DES MOINES, Iowa — Citing “significant business growth,”convenience-store chain Kum & Go LC is expanding the size and scope of its new downtown Des Moines, Iowa, headquarters, and state incentives will more than double, reported The Des Moines Register.
The Iowa Economic Development Authority Board approved $18.59 million in economic incentives for Krause Holdings Inc., Kum & Go’s parent company, which plans to relocate its West Des Moines headquarters to a new, 160,000-square-foot, five-story office building across from the Pappajohn Sculpture Park on the Western edge of the city.
By approving the measure, the board rescinded a $9 million incentive package it had given Kum & Go last June, the report said. The chain now expects the new headquarters to cost $151 million, up from a previous estimate of $92 million.
Kum & Go spokesperson Kristie Bell said the company made the original estimates before it had selected an architect.
The company said it is expanding “significant business growth”
“Through the design process, the building’s size and scope increased to accommodate future needs because the building’s design would make it difficult to add on later,” she told the newspaper. “We also added underground parking, which increases project costs.”
The state’s updated incentive package includes $14.3 million in investment tax credits and $4.29 million in sales, service and use tax refunds. In return, Kum & Go must create 90 new jobs that pay a minimum of $25.52 per hour. The company is also seeking $20 million in tax-increment financing from the city of Des Moines.
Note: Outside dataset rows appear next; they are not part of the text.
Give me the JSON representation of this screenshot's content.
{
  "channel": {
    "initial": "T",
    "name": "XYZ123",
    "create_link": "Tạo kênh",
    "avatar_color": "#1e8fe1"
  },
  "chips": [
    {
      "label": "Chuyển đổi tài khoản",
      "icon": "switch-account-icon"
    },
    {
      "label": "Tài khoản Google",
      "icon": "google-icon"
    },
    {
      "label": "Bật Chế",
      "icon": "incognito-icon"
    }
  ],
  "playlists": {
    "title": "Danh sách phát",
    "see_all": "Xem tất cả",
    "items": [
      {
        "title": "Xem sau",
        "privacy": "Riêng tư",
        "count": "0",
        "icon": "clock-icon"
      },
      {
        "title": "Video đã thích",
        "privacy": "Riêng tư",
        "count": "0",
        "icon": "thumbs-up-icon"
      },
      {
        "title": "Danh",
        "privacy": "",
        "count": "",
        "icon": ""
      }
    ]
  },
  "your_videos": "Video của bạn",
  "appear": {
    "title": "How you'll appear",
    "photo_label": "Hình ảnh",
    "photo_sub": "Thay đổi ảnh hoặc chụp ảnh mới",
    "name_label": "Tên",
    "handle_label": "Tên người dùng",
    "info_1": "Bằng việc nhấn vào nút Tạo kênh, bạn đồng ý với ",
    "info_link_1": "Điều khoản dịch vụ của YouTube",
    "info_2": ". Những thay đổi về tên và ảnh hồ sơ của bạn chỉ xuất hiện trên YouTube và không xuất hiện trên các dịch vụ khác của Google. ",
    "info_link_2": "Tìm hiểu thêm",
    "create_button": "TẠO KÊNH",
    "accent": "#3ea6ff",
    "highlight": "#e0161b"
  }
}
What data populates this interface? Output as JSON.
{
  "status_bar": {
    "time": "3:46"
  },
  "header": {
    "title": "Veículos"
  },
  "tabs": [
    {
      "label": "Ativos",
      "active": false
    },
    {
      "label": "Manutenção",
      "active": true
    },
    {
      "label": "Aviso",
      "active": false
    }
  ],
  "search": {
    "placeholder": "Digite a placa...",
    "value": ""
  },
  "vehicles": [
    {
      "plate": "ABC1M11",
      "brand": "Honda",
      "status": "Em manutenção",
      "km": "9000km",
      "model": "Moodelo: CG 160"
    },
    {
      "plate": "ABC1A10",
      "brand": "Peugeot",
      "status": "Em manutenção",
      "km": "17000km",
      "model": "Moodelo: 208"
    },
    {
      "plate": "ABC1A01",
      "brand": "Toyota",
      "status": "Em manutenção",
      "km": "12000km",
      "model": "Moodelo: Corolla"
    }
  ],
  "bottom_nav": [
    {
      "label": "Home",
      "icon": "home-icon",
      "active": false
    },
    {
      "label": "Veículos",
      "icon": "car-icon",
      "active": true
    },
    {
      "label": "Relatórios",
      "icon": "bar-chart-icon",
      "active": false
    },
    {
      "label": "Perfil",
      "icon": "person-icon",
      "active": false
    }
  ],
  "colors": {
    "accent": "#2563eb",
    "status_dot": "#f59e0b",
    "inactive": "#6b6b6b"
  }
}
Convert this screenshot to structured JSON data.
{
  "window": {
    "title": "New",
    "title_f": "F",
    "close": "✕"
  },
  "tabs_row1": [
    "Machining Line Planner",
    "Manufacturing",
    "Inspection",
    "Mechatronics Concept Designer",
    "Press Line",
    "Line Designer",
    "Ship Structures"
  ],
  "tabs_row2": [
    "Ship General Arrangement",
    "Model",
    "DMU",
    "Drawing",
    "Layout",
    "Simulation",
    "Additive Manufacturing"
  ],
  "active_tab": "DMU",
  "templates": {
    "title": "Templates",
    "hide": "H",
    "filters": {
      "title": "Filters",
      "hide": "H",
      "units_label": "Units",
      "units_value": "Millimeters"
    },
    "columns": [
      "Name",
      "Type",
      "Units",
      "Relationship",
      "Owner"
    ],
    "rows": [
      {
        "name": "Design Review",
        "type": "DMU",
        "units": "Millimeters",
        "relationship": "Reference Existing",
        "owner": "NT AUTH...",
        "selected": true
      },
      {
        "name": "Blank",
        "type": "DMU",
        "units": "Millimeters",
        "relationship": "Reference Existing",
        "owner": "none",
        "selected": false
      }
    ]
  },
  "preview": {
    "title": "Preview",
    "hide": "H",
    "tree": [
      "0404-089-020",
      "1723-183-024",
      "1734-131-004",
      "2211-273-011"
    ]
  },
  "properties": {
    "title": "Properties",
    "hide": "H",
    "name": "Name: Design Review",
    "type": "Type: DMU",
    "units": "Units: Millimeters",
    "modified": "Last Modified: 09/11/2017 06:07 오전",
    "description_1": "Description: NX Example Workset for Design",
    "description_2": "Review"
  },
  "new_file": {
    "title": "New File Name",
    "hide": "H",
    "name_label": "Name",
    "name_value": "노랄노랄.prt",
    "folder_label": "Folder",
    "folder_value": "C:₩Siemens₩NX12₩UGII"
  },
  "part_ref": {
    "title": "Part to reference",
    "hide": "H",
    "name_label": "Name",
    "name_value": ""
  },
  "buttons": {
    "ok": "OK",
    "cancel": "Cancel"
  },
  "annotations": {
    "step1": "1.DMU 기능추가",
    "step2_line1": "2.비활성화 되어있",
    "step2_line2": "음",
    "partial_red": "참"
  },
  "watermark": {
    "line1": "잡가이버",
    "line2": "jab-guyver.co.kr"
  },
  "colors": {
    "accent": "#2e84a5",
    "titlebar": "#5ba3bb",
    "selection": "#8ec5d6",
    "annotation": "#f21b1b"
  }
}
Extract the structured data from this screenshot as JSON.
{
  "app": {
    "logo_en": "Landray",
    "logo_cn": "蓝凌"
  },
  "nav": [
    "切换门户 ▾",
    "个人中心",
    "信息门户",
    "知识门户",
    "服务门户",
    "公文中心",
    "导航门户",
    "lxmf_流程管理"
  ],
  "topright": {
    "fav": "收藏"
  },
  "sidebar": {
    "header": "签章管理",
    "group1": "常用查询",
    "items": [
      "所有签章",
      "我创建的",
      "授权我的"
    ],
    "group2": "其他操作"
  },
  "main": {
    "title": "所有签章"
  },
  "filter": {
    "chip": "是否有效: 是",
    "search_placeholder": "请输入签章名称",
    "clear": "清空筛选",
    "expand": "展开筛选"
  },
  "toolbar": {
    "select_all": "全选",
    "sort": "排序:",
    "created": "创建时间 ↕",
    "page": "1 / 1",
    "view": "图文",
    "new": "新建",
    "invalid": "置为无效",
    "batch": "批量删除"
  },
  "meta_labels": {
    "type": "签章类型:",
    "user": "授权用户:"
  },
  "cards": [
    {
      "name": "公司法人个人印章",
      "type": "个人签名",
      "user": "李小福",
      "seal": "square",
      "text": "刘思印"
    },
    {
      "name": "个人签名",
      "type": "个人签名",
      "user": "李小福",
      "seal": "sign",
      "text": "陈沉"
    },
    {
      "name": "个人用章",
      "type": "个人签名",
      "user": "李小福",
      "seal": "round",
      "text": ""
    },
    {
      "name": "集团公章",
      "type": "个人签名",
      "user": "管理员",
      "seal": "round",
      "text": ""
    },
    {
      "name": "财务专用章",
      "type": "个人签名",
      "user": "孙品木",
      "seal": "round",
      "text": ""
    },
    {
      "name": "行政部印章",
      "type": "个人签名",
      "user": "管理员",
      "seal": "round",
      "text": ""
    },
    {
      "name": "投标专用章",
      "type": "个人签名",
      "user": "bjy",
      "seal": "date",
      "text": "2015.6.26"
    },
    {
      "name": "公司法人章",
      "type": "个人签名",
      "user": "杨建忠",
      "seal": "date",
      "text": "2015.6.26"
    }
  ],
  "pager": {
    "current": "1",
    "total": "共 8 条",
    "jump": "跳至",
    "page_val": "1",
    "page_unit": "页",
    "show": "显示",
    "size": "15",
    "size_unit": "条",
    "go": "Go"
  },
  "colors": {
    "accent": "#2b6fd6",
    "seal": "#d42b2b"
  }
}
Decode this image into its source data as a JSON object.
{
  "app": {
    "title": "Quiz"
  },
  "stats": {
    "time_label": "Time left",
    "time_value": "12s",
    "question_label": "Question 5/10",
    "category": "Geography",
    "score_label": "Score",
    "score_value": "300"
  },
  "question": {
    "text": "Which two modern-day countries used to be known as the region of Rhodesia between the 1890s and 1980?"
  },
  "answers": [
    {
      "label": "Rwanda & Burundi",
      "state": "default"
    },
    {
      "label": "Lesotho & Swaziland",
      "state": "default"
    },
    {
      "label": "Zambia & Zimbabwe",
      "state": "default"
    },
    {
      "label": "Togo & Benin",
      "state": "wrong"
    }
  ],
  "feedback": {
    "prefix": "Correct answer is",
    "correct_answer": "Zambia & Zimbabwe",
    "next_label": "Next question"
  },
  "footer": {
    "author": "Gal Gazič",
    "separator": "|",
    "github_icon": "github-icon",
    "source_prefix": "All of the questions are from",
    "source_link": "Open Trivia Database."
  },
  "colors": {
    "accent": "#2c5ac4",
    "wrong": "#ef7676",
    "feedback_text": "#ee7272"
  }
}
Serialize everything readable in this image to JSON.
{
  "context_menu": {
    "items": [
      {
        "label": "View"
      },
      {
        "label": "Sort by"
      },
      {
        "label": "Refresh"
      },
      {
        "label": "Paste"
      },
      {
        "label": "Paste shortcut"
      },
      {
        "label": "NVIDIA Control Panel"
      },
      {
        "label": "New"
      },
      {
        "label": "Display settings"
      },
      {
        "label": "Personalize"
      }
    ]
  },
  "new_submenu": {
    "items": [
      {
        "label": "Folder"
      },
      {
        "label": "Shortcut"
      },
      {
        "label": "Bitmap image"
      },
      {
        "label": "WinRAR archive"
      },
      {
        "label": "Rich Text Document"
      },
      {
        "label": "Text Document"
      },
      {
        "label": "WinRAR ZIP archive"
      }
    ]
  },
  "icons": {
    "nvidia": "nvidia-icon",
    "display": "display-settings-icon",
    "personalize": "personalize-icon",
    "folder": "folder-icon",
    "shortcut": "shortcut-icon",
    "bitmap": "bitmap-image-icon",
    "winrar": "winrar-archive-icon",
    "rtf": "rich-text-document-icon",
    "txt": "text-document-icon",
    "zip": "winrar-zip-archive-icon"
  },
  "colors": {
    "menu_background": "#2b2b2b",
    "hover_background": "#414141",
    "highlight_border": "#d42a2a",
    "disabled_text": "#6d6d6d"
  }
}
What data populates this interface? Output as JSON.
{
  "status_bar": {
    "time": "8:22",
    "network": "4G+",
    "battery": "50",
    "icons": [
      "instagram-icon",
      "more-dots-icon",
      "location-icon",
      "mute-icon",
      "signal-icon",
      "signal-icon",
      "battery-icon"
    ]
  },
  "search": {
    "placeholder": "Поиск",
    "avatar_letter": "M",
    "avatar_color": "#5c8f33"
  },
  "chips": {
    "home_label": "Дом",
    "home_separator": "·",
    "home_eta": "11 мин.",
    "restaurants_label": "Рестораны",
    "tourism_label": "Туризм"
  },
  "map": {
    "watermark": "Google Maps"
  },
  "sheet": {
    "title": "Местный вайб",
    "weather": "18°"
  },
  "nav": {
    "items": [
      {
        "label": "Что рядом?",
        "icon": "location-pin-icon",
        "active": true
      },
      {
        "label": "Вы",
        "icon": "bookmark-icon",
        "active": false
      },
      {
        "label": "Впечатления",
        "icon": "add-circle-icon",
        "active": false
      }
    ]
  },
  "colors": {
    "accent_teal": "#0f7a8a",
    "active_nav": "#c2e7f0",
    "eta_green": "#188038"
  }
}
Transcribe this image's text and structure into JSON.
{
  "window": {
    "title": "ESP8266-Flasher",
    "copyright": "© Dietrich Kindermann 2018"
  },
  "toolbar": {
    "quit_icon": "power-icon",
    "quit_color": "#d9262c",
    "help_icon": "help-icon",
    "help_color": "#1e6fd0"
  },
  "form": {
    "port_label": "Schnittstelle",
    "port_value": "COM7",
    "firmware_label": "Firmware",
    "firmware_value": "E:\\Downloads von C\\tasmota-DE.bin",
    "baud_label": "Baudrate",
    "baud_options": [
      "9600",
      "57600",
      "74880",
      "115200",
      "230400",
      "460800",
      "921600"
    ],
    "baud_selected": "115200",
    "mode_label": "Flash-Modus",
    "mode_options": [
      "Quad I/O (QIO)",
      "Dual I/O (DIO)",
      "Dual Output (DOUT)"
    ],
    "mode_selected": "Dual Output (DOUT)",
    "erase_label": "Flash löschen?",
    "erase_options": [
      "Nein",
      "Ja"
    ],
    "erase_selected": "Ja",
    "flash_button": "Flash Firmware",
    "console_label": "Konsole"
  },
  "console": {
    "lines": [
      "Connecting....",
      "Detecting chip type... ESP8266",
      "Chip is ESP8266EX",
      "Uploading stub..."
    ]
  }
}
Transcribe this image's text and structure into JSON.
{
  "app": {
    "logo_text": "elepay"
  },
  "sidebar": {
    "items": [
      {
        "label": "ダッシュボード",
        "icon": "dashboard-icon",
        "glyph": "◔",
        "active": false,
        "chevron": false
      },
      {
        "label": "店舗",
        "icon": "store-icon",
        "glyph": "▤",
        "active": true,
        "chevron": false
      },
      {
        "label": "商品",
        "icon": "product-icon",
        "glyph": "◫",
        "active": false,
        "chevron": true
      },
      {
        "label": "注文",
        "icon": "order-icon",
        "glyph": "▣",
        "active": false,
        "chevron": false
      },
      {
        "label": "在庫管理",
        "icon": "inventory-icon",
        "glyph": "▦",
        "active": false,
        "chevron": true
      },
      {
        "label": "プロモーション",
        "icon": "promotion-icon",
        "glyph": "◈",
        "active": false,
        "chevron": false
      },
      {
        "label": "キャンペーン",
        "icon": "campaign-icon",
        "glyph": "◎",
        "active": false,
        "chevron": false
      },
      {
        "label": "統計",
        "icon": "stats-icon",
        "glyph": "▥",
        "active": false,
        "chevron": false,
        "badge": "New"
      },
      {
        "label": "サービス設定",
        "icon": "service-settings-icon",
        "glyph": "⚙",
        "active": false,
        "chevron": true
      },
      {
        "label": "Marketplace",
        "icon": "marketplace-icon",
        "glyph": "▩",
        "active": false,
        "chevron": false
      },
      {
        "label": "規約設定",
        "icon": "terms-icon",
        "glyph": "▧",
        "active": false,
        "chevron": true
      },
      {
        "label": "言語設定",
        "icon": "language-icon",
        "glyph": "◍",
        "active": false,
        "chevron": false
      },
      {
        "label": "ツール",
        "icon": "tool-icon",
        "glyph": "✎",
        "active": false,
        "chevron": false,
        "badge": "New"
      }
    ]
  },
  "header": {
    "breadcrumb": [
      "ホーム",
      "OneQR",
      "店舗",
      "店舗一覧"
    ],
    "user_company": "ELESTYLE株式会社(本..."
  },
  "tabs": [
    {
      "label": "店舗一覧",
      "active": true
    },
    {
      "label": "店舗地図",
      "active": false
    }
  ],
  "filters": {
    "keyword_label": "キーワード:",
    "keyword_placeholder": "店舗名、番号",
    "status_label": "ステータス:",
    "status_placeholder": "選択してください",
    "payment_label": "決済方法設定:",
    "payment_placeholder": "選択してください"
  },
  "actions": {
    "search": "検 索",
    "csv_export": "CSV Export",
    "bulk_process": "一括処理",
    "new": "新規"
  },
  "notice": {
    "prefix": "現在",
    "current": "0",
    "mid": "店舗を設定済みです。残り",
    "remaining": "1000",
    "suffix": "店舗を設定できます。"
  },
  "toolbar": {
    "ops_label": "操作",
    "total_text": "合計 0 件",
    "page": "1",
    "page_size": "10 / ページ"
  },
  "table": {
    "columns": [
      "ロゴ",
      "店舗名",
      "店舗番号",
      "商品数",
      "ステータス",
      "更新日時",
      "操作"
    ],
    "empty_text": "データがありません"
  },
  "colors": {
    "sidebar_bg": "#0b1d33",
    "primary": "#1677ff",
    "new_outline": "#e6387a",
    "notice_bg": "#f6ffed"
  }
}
“The project is definitely a cornerstone in the Western edge of downtown Des Moines,” Economic Development Board member Larry Den Herder said, according to the paper. “The area is very excited about this project.”
West Des Moines, Iowa-based Kum & Go has more than 4,700 employees and more than 430 stores in 11 states: Iowa, Arkansas, Colorado, Minnesota, Missouri, Montana, Nebraska, North Dakota, Oklahoma, South Dakota and Wyoming.
Click here to view the full Des Moines Register report.